===== Listed entries =====
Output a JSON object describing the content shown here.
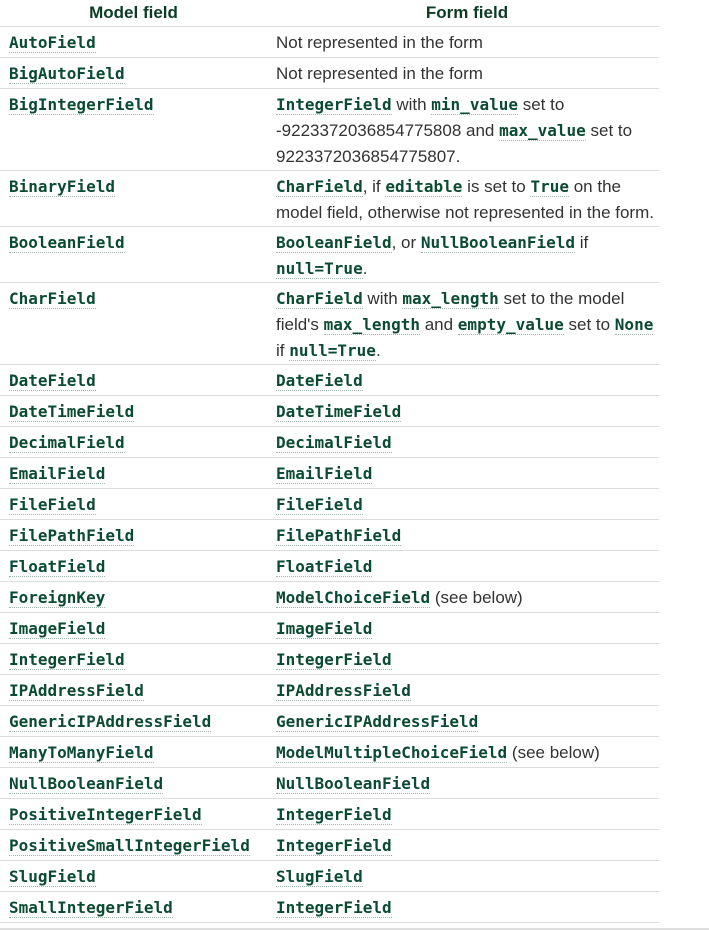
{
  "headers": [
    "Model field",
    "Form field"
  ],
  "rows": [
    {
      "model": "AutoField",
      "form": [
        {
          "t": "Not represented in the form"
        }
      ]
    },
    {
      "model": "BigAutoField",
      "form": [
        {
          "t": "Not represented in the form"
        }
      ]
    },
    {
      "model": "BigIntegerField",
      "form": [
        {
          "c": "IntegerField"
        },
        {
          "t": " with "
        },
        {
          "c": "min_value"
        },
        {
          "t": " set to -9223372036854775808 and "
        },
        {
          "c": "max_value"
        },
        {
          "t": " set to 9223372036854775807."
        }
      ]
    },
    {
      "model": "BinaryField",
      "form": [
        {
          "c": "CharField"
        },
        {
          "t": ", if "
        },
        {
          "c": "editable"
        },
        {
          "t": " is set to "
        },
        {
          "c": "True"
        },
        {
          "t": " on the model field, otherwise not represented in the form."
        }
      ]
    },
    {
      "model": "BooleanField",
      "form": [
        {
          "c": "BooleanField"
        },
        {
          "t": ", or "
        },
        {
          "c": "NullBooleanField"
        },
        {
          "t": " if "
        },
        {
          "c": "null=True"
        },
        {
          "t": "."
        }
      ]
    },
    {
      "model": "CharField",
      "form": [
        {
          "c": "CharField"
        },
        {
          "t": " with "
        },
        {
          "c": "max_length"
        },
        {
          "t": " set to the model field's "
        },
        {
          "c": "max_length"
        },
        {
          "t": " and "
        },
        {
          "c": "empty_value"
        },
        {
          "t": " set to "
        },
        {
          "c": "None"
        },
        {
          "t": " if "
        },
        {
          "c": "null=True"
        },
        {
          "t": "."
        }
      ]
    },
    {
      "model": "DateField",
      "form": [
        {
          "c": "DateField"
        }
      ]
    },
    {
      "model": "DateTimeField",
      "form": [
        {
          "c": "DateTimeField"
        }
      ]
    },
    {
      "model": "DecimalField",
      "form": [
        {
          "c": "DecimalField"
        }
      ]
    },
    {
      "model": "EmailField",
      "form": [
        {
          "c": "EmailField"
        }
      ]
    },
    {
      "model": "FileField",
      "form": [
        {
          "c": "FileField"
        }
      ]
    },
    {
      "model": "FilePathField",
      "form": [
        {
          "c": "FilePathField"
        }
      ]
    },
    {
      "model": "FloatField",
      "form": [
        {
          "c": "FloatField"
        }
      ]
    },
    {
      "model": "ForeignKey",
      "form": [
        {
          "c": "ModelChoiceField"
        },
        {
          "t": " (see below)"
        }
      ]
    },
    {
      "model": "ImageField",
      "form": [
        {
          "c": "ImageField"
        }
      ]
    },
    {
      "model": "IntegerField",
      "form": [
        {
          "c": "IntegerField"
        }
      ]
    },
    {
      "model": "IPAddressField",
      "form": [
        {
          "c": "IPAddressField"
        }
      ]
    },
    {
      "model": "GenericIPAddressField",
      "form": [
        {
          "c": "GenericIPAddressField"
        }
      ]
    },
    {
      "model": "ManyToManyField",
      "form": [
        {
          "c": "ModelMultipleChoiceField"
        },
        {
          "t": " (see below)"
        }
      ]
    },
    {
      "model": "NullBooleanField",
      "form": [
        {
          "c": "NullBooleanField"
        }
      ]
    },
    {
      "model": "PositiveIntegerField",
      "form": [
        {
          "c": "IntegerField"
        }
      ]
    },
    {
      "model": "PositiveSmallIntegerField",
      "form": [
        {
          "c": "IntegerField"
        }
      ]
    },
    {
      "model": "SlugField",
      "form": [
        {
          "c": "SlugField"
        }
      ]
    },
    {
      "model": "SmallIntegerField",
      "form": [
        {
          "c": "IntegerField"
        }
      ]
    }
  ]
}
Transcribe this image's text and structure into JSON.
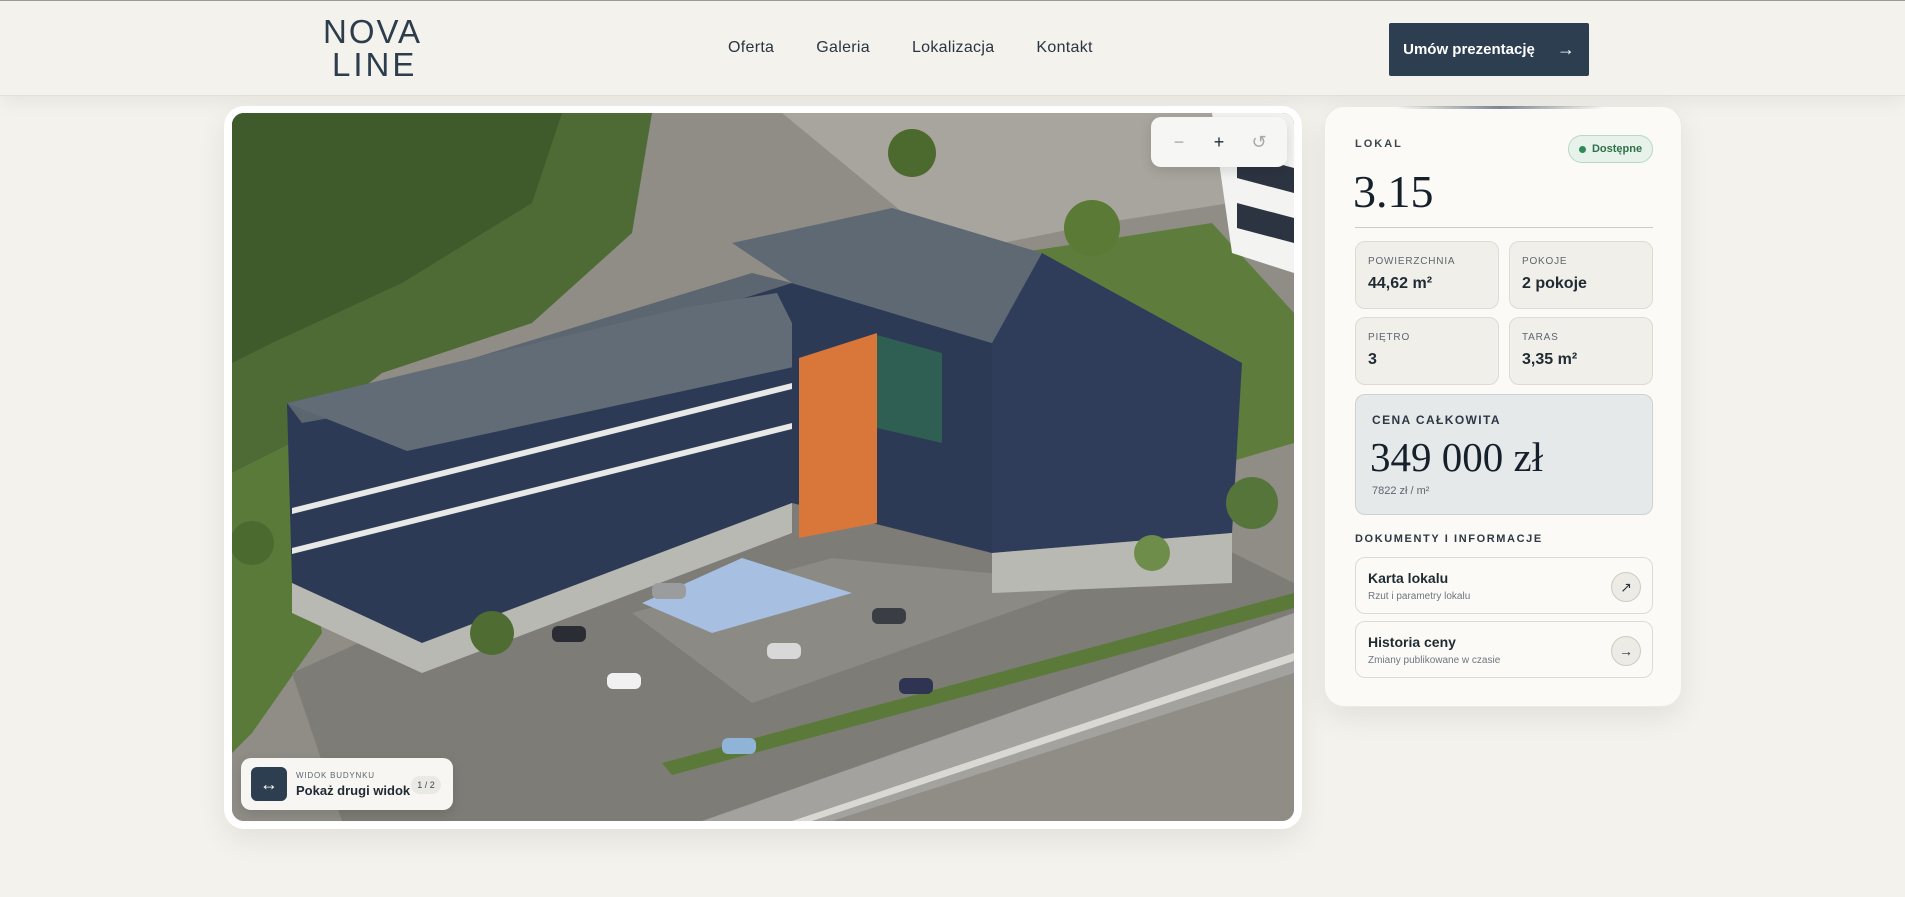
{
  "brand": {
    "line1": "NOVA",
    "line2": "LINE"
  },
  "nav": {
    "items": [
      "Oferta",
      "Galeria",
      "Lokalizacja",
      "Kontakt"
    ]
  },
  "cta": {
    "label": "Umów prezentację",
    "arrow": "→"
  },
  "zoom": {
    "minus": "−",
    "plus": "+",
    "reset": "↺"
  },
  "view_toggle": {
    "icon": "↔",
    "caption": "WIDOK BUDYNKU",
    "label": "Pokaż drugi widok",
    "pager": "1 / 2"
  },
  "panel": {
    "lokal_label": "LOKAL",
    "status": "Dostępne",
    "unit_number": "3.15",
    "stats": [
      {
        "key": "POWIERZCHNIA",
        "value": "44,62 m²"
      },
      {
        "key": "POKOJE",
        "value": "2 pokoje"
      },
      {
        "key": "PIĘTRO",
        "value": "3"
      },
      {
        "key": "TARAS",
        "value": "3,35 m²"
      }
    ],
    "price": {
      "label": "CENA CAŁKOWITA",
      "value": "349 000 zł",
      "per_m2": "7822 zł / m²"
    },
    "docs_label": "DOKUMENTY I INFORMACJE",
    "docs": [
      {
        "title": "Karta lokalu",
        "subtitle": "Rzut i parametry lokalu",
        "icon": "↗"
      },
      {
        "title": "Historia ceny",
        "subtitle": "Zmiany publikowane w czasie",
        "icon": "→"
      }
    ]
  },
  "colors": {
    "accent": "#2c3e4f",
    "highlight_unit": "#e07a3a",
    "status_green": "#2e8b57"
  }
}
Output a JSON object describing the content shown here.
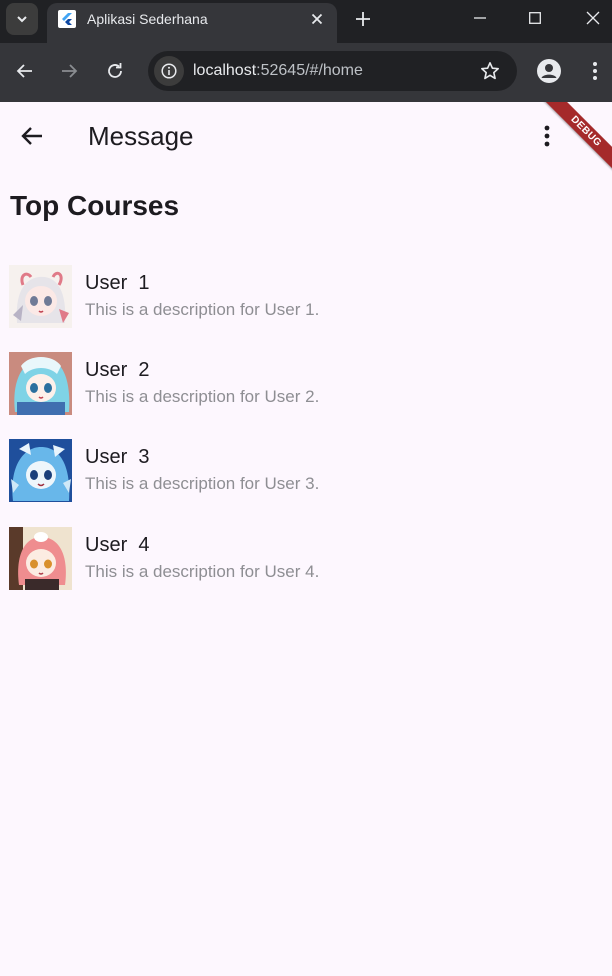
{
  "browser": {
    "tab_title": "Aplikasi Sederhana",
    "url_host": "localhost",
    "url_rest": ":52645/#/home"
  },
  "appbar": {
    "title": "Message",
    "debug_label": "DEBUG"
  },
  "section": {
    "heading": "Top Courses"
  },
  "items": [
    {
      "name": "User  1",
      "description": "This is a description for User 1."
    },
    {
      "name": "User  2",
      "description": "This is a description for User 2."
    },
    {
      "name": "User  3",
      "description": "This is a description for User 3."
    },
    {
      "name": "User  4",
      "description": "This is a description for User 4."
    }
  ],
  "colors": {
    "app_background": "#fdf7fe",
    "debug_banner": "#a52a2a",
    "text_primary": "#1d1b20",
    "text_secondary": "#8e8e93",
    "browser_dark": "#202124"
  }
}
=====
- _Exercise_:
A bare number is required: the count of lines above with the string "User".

- _Exercise answer_:
8